My paper with Kenneth Cardenas, “Evicting Slums, ‘Building Back Better’: Resiliency Revanchism and Disaster Risk Management in Manila”, was recognised as a Top Cited Article (2019-2020) in the International Journal of Urban and Regional Research (IJURR), the world’s consistently top ranking urban studies journal.

I am very honoured to receive this recognition, and very pleased to know that it falls on the third anniversary of my Gilbert F. White Thesis Award, given by the American Association of Geographers’ Hazards, Risks, and Disasters Specialty Group at the 2018 Annual Meeting of the AAG in New Orleans.

This paper is part of the Symposium Issue, “Flooding in Asian Coastal Megacities”, edited by Gavin Shatkin, featuring contributions from Liza Weinstein, Andrew Rumbach, Saumitra Sinha, and Kian Goh.

In our article, Kenneth and I forward the concept of resiliency revanchism to characterise Metro Manila’s disaster risk management (DRM) strategy, which we argue is predicated on the mass eviction and relocation of informal settlers. We trace the first shift in Philippine DRM policy to the 2009 Ondoy floods, and cast critical attention on the ways the disaster was constructed, and the ways by which flood projections and solutions further marginalise vulnerable yet undesirable social groups.

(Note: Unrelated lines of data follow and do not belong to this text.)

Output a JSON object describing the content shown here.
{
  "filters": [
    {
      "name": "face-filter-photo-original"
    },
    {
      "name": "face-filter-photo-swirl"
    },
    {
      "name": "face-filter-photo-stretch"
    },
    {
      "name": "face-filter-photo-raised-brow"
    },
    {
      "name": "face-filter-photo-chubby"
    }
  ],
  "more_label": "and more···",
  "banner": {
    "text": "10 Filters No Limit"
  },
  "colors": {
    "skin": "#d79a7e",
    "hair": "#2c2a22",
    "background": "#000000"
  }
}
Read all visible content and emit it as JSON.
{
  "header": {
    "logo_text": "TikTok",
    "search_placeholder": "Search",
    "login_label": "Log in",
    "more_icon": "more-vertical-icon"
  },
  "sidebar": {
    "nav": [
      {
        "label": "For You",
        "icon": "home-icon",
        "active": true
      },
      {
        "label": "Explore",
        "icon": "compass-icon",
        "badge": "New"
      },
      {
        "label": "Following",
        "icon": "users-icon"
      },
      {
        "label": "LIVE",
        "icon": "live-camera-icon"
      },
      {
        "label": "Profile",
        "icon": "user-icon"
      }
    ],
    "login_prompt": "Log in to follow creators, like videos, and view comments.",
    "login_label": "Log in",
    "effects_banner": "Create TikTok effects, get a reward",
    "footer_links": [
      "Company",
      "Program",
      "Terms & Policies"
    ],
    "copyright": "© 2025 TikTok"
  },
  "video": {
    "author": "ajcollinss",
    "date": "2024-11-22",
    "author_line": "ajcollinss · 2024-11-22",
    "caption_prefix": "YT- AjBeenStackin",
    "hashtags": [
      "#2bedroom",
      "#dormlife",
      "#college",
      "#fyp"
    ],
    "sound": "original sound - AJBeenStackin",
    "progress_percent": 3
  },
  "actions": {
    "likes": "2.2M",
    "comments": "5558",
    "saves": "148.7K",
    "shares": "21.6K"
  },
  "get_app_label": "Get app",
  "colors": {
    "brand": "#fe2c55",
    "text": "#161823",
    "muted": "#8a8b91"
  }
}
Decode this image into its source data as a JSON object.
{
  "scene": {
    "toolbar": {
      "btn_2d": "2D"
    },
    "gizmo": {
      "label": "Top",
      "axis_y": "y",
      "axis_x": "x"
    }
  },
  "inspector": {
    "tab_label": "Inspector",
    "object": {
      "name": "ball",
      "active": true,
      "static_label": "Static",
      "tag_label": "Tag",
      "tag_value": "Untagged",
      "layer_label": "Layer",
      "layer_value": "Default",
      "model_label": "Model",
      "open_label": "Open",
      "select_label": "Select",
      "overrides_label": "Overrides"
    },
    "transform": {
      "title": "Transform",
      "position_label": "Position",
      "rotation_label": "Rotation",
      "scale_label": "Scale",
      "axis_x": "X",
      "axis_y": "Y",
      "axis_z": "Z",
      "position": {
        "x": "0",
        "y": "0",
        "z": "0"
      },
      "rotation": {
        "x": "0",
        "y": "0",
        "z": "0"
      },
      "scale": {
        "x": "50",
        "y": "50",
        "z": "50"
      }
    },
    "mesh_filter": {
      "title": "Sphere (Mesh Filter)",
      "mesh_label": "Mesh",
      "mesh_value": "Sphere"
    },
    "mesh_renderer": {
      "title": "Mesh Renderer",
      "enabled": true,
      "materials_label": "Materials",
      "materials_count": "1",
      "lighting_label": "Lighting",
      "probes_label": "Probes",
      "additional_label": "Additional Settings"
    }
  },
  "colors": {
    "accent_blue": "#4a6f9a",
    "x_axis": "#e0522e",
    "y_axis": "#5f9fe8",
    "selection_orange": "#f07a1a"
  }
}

We draw on Ulrich Beck’s concept of “risk society”, Löic Wacquant and Tom Slater’s work on “territorial stigma” and “agnotology”, and Asher Ghertner’s idea of “aesthetic governmentality” to critically examine how the deliberate production of ignorance by disaster, climate, and urban expertise constructed anti-slum discourses of flooding, disaster, and resilience, which in turn produced deeply unjust landscapes of risk and resilience in ‘building back better’.

This paper is based on our respective Master’s theses. It synthesises four chapters in mine: Chapter Two (Theoretical and Methodological Frameworks), Three (Why the Slum Had to Go: Territorial Stigmatization, Undesirability, and the Power of Representations), Four (How the Slum Was Made to Go: Aestheticizing ‘Danger Zones’ and Territorializing Risk), and Six (Conclusion).

It is the first of three planned journal articles based on my Master’s thesis. The second, entitled “Benevolent Eviction and Cooperative Housing Models in Post-Ondoy Manila”, was published in the launching issue of Radical Housing Journal, and the third is still in preparation.